Even for my blog, this is a slightly odd thing to talk about. But it is an interesting little nugget of animation that, with Robin Williams’ recent passing, I have been thinking about. I wanted to write something as a bit of a tribute to Williams, and since I don’t think thoughts on Robots would be that, I’ve opted for this.
I loved this opening. My brother and I would watch the film a lot when I was a child, and I would happily sing along to the snippets of ‘Large al Factotum’ that open the short. Though I knew that legendary Warner Bros. director Chuck Jones made the animation seen, only today did I find out a full five minutes of animation were made. True, the sequence ends when the Doubtfire script demands it, but this is still a very interesting little nugget.
Clearly a parody of Sylvester & Tweetie, the short’s slapstick has more in common with Jones’ run on Tom & Jerry. It’s gleefully classic – the cat wants to eat the bird, so chases him, but ends up injuring himself or letting himself get distracted.
But of course overlaid on this is the fun of Robin Williams taking on the roles of both cat and mouse. The cat’s smooth voice has something of the voice Jeremy Irons would later give Scar, especially saying ‘I think not’ – a line I’d like to believe was a reference to the sinister cat in Watership Down, unlikely as I know that to be. His Pudgy is irritating, but hey – is that not perfect given Mel Blanc’s delivery of Tweetie’s lines?
It may seem odd now, but in 1993 Williams’ stature as a voice actor was freshly-established after his bravura performance in Aladdin and his contribution to FernGully. I feel that in a small way, this film made the image of him as a vocal performer even more solid in the public’s mind.
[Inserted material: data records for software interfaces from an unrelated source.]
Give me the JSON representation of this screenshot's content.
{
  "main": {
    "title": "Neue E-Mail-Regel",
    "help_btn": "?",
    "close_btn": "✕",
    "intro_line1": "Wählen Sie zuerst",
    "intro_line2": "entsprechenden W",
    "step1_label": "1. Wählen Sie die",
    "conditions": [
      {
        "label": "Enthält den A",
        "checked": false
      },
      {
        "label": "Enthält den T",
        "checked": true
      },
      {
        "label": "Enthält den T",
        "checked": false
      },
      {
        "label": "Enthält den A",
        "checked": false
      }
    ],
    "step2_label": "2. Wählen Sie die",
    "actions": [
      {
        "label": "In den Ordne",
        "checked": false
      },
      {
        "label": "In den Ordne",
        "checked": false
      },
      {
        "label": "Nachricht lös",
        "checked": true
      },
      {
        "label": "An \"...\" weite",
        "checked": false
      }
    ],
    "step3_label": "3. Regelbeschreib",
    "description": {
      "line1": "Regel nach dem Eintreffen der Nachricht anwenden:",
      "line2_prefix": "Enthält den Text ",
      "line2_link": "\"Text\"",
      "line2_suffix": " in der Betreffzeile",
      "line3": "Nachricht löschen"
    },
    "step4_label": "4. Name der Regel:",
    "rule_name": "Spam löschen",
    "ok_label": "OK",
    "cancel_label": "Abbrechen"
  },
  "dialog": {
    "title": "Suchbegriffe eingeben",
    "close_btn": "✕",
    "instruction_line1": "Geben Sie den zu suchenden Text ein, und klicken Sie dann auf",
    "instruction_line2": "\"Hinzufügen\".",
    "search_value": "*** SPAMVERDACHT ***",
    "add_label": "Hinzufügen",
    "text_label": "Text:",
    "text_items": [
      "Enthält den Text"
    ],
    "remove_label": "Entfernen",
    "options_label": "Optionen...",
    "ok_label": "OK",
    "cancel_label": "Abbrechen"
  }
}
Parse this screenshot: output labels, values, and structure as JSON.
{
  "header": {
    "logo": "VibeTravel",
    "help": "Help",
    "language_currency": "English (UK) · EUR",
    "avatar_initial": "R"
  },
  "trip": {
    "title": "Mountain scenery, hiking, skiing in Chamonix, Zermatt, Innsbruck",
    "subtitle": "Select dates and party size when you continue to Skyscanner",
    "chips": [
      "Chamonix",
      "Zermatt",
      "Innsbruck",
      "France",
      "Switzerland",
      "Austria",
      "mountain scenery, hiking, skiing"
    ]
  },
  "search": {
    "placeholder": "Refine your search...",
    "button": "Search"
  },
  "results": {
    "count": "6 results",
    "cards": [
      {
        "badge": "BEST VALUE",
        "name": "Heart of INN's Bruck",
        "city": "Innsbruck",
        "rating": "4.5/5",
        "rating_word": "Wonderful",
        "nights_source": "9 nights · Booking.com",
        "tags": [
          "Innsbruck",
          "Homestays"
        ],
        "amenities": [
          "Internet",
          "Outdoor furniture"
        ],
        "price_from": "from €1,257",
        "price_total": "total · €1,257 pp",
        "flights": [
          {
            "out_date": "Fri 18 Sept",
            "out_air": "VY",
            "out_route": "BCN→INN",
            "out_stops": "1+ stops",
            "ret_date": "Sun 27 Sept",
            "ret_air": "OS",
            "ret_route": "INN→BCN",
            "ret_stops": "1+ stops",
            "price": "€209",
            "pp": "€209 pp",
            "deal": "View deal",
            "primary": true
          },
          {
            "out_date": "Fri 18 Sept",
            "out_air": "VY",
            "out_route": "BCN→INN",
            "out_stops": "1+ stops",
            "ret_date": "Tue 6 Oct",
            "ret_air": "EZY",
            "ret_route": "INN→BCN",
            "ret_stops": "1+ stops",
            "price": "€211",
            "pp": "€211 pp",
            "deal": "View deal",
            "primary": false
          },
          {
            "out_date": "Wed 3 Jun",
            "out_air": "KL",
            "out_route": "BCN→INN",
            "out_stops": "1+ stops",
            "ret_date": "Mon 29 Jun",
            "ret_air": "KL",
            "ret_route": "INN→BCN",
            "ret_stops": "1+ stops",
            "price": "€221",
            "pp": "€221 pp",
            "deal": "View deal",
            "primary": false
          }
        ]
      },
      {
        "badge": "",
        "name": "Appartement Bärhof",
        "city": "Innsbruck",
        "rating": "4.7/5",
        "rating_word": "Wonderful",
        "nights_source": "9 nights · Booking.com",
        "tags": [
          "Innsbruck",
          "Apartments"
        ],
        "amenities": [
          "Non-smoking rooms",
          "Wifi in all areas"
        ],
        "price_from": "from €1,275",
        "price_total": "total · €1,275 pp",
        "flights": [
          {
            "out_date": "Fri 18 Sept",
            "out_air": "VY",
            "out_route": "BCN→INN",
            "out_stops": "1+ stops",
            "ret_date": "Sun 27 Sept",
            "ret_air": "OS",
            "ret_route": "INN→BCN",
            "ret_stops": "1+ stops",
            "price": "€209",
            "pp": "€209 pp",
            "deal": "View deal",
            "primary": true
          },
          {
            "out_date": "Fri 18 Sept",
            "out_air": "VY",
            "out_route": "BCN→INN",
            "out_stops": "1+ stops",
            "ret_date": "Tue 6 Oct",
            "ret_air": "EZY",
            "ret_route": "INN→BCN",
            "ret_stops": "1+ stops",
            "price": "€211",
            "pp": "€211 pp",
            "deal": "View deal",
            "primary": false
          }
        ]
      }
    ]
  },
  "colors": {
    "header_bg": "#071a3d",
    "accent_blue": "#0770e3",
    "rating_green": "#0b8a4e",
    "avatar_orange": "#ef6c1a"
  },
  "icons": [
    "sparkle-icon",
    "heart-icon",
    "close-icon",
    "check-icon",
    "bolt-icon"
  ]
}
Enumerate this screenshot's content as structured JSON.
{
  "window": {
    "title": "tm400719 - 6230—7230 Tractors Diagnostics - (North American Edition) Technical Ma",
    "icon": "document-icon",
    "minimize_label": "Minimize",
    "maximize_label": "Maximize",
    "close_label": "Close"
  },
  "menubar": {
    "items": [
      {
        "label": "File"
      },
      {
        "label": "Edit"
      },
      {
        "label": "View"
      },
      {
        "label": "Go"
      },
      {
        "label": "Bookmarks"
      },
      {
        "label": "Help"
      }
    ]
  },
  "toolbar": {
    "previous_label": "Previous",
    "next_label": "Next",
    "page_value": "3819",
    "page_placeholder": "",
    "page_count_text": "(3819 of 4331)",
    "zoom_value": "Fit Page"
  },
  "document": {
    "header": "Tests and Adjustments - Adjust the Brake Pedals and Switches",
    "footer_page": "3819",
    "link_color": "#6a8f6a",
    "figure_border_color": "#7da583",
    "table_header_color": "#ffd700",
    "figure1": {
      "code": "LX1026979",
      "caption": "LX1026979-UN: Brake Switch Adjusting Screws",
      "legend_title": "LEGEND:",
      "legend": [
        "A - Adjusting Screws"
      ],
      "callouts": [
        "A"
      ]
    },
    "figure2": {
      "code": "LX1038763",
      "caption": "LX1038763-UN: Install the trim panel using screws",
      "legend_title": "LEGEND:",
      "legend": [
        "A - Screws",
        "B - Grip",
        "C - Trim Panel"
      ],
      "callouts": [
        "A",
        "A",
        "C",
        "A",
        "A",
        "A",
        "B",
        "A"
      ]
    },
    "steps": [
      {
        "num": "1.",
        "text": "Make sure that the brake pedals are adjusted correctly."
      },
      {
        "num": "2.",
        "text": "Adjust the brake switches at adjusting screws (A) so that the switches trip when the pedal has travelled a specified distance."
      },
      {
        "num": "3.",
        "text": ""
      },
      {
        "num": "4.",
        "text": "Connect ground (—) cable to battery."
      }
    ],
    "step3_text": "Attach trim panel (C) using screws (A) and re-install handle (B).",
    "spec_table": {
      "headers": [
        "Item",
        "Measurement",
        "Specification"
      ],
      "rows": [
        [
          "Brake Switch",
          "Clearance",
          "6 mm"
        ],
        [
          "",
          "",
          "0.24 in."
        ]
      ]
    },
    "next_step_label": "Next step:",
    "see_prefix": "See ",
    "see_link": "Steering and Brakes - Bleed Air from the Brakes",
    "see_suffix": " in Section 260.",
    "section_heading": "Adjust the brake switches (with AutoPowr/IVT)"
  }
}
He was incredibly skilled and if you pretend hard enough, this short can almost make you feel he was there in the golden age...